The legislation also seems to encourage states to direct UI administrative funding away from hiring permanent public staff for UI programs. The 2020 CARES Act granted state UI agencies an exemption from the requirement to hire merit-based, public service employees so that temporary staff or contractors could be hired quickly to respond to the deluge of pandemic-related UI claims. This temporary exemption is no longer needed because UI claims have receded to near 50-year lows. What is needed now is to build a first-class UI system with a trained workforce that will be ready the next time UI claims rise, and to address the backlog of claims and appeals from the pandemic. Yet this bill would permit such an exemption though the end of 2030. To ensure the proper administration of the UI system, including reducing fraud, states should work to hire and retain qualified and experienced public service employees — who can build institutional knowledge and capacity — not temporary private contractors, who may be undertrained.

One challenge with private contractors administering public systems like unemployment benefits is that, as private corporations, they are driven to maximize profits for owners or shareholders, which may run counter to the core public goals of customer service and integrity. (To be sure, state UI programs can’t meet these goals if they are underfunded.) And, if a contractor performs poorly and must be terminated, all of the institutional knowledge built up by the private company leaves with the company’s termination.

And finally, the bill would extend from three to ten years the period in which states are expected to recover pandemic unemployment overpayments, including those that were not the fault of the UI claimant. In responding to the massive and unprecedented surge in UI claims in early 2020, while also attempting to implement new temporary programs to fill the huge gaps in the regular unemployment system, state UI agencies made payment errors when processing claims.

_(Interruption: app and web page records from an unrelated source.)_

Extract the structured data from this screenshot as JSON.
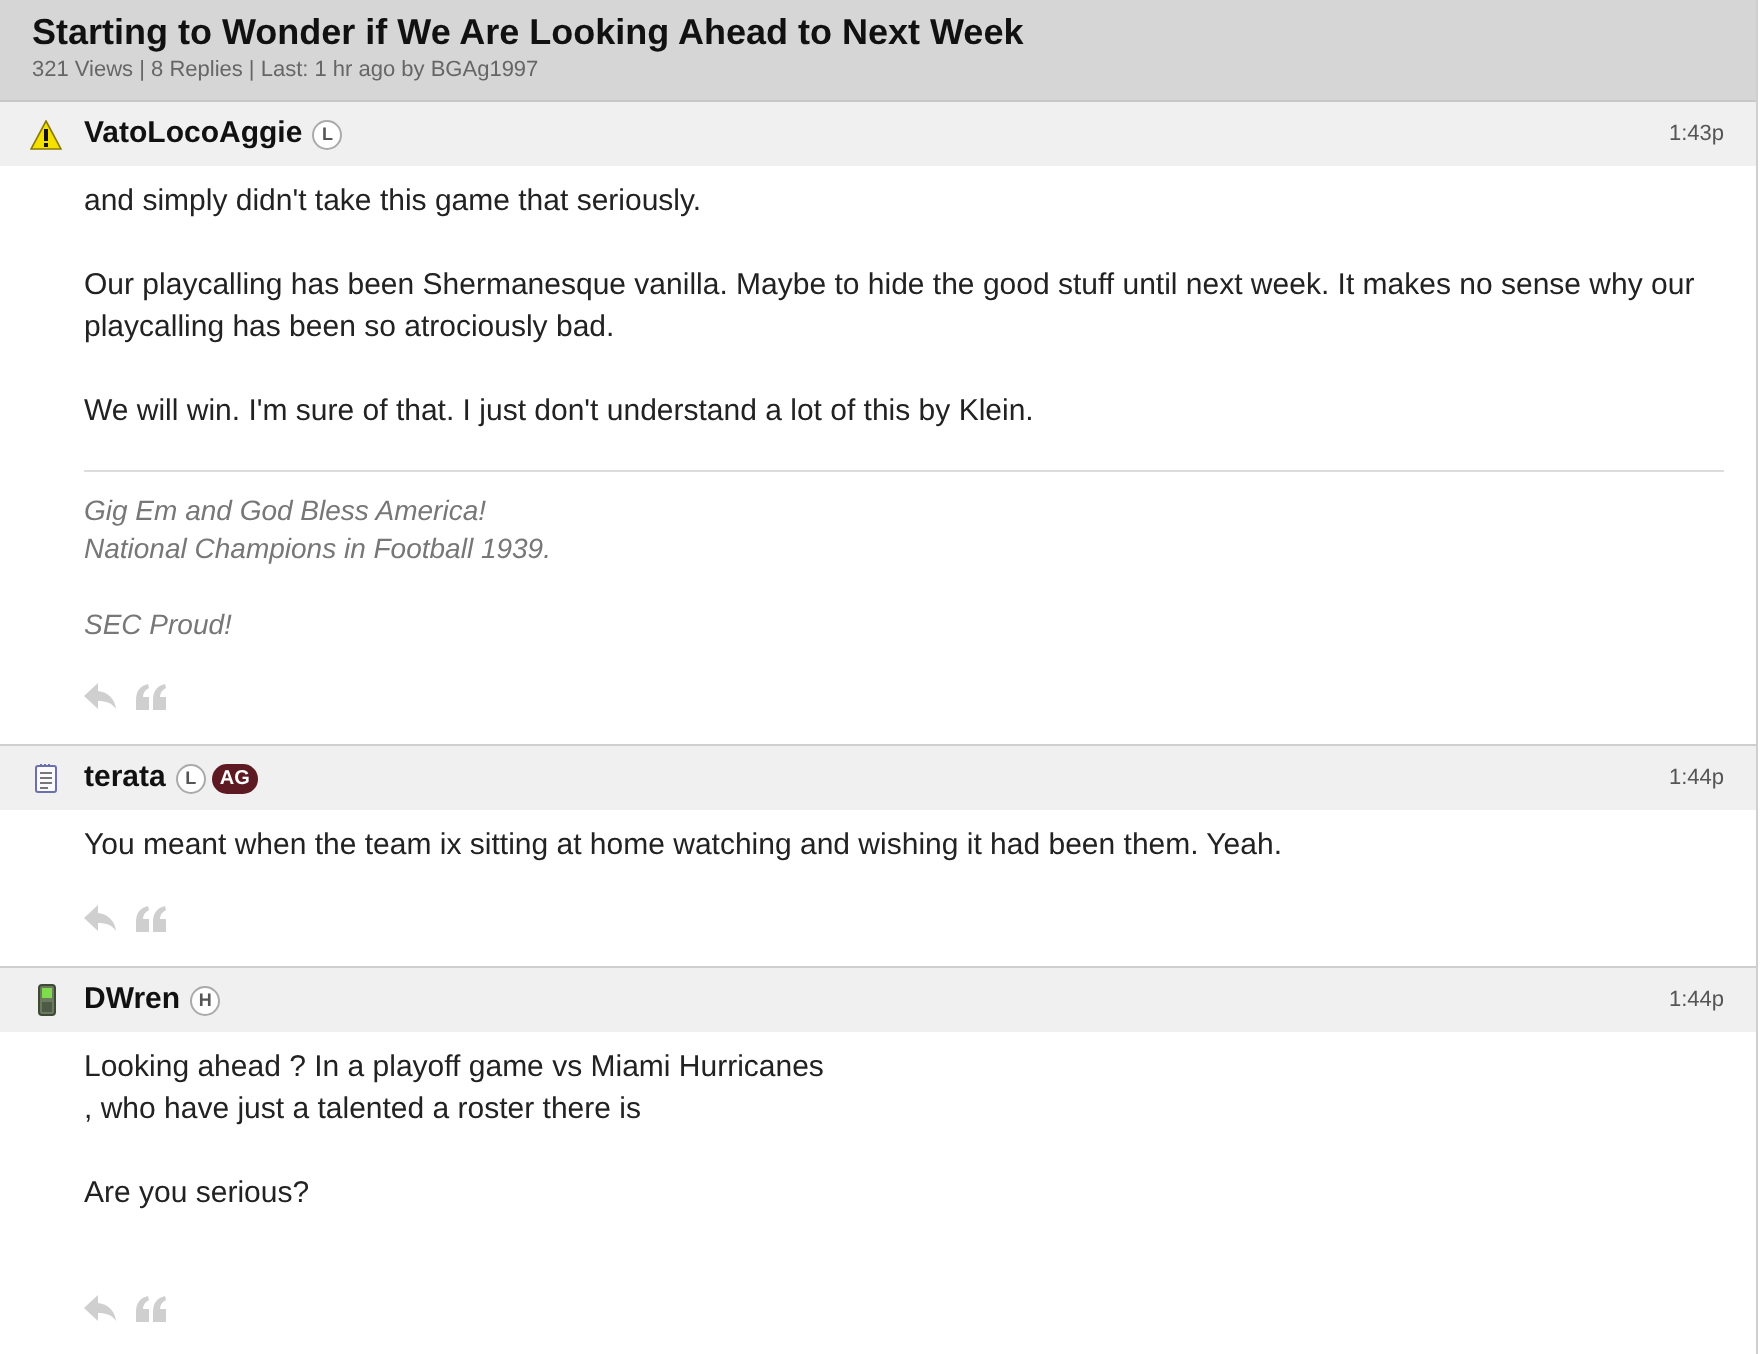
{
  "thread": {
    "title": "Starting to Wonder if We Are Looking Ahead to Next Week",
    "stats": "321 Views | 8 Replies | Last: 1 hr ago by BGAg1997"
  },
  "posts": [
    {
      "kind": "warning",
      "username": "VatoLocoAggie",
      "badges": [
        {
          "text": "L",
          "kind": "outline"
        }
      ],
      "time": "1:43p",
      "body": [
        [
          "and simply didn't take this game that seriously."
        ],
        [
          "Our playcalling has been Shermanesque vanilla. Maybe to hide the good stuff until next week. It makes no sense why our playcalling has been so atrociously bad."
        ],
        [
          "We will win. I'm sure of that. I just don't understand a lot of this by Klein."
        ]
      ],
      "signature": [
        [
          "Gig Em and God Bless America!",
          "National Champions in Football 1939."
        ],
        [
          "SEC Proud!"
        ]
      ]
    },
    {
      "kind": "note",
      "username": "terata",
      "badges": [
        {
          "text": "L",
          "kind": "outline"
        },
        {
          "text": "AG",
          "kind": "filled"
        }
      ],
      "time": "1:44p",
      "body": [
        [
          "You meant when the team ix sitting at home watching and wishing it had been them. Yeah."
        ]
      ]
    },
    {
      "kind": "phone",
      "username": "DWren",
      "badges": [
        {
          "text": "H",
          "kind": "outline"
        }
      ],
      "time": "1:44p",
      "body": [
        [
          "Looking ahead ? In a playoff game vs Miami Hurricanes",
          ", who have just a talented a roster there is"
        ],
        [
          "Are you serious?"
        ]
      ]
    }
  ]
}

Suggesting that states should undertake a decade-long effort to reclaim these amounts — rather than focus on preventing criminal rings from defrauding the system — would both unduly target individuals who did nothing wrong while also misdirecting public resources.

HR 1163 includes some concepts worthy of further consideration, such as increased data matching for determining UI eligibility (keeping in mind the need to ensure the data are reliable and up to date). But on balance, the legislation would do more harm than good in reducing UI fraud, especially by eliminating funding dedicated to improving the administration of the UI system.